BRIEF:
Return the lines below in which the string "Shift" occurs.

TASK INPUTS section start

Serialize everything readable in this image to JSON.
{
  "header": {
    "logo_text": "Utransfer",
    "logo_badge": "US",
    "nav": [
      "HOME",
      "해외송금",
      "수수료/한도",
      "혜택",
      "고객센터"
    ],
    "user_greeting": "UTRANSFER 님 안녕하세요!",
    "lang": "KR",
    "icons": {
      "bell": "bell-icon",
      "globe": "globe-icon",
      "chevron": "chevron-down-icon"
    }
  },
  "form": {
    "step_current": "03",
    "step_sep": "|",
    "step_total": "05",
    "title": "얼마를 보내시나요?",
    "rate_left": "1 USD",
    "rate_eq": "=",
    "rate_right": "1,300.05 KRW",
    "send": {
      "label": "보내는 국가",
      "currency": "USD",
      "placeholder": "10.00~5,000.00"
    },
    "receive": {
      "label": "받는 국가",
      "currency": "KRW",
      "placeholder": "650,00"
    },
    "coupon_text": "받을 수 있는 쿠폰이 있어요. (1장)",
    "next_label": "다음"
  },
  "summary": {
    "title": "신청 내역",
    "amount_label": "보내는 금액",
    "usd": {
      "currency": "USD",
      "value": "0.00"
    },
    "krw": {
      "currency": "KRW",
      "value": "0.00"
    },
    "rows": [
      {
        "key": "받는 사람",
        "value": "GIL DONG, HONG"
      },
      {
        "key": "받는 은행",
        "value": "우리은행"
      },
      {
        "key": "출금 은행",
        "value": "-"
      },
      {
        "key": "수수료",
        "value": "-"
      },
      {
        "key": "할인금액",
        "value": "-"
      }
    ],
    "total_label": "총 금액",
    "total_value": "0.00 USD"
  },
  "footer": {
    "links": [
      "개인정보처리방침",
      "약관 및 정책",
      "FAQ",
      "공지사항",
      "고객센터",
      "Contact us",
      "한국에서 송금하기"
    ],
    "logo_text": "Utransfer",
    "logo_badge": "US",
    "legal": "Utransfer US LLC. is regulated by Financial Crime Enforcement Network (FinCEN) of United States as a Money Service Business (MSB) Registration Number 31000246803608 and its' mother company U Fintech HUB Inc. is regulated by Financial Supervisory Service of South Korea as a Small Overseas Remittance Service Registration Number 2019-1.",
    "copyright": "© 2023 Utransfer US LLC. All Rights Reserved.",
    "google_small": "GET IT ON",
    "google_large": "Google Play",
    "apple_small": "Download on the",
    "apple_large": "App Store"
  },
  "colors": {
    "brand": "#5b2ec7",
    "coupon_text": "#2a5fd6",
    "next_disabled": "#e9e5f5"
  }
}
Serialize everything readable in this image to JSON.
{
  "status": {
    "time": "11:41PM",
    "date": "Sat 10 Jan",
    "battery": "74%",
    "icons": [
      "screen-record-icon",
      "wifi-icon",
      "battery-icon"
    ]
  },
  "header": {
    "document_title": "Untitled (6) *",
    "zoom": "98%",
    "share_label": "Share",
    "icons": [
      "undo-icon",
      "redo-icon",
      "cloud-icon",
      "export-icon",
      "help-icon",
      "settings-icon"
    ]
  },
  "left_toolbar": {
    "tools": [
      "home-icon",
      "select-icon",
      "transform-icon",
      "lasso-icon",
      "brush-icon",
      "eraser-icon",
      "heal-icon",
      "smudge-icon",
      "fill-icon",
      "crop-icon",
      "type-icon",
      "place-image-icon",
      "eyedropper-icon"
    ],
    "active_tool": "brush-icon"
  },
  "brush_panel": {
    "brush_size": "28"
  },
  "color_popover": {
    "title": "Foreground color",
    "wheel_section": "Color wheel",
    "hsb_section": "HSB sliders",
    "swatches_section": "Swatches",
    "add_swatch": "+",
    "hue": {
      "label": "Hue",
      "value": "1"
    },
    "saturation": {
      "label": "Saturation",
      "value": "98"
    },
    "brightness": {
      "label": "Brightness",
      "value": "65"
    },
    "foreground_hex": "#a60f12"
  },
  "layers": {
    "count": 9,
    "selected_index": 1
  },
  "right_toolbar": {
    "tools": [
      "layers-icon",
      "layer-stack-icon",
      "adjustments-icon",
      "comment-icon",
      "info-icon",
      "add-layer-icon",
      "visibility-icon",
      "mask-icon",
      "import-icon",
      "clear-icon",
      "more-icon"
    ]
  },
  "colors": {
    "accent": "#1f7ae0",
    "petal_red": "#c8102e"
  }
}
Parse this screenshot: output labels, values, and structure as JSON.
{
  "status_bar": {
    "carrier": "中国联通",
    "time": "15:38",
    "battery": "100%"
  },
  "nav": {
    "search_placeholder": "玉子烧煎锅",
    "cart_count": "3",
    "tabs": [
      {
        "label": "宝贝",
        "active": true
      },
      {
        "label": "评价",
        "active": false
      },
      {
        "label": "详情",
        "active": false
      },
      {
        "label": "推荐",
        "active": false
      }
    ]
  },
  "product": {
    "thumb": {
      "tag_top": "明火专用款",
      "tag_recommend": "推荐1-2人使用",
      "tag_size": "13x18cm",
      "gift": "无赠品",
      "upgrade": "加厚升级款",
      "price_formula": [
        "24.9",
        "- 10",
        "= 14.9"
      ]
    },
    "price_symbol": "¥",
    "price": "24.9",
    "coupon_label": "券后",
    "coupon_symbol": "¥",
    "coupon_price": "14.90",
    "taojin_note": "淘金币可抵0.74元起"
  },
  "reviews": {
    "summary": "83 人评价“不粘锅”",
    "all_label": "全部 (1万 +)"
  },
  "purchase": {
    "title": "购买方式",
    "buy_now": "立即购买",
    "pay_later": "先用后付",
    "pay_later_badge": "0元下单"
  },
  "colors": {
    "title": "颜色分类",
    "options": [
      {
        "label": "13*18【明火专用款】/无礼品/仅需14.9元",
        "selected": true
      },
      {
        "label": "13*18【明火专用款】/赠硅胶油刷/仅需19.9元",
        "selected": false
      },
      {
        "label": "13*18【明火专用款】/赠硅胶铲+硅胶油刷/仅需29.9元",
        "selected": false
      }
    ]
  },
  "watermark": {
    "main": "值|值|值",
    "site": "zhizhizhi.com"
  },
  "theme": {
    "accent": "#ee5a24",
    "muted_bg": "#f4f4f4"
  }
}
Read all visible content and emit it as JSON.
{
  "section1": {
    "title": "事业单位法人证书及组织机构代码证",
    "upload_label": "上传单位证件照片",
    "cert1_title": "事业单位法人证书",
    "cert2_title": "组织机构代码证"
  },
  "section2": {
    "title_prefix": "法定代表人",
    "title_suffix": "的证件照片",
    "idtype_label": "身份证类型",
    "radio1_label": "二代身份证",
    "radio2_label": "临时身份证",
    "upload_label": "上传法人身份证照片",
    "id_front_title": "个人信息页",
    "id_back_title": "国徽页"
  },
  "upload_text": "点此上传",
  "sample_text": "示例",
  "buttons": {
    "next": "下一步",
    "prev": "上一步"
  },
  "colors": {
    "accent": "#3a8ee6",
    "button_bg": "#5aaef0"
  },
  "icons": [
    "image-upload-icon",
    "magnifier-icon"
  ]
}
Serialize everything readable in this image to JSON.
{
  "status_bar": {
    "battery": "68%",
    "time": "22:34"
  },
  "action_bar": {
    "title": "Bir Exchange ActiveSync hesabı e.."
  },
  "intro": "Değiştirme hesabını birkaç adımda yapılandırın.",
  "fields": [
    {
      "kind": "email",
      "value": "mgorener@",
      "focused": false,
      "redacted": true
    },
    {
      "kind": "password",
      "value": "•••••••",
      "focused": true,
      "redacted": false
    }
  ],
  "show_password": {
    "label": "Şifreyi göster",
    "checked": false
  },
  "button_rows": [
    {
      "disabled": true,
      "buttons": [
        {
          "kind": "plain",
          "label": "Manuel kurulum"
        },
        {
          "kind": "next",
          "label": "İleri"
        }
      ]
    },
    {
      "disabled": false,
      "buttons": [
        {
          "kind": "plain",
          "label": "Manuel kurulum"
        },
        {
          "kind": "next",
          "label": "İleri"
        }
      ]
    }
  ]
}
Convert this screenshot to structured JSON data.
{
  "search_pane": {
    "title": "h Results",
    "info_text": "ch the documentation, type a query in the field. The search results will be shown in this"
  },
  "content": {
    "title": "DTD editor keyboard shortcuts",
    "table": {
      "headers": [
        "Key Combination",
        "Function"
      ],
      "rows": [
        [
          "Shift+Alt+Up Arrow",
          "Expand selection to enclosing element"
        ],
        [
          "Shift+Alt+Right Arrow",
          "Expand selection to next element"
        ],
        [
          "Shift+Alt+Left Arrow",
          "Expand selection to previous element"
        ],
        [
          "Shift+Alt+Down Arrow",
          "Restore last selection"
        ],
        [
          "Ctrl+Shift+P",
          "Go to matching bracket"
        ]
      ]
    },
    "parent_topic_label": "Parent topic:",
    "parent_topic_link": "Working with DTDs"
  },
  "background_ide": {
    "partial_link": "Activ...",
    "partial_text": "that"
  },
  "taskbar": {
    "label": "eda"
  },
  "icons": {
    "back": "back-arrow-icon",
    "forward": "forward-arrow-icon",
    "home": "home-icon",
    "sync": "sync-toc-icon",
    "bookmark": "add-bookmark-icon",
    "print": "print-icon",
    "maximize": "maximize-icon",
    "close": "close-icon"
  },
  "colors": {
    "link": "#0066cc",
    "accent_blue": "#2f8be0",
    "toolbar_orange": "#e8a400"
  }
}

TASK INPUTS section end

ANSWER FOR THIS EXERCISE:
          "Shift+Alt+Up Arrow",
          "Shift+Alt+Right Arrow",
          "Shift+Alt+Left Arrow",
          "Shift+Alt+Down Arrow",
          "Ctrl+Shift+P",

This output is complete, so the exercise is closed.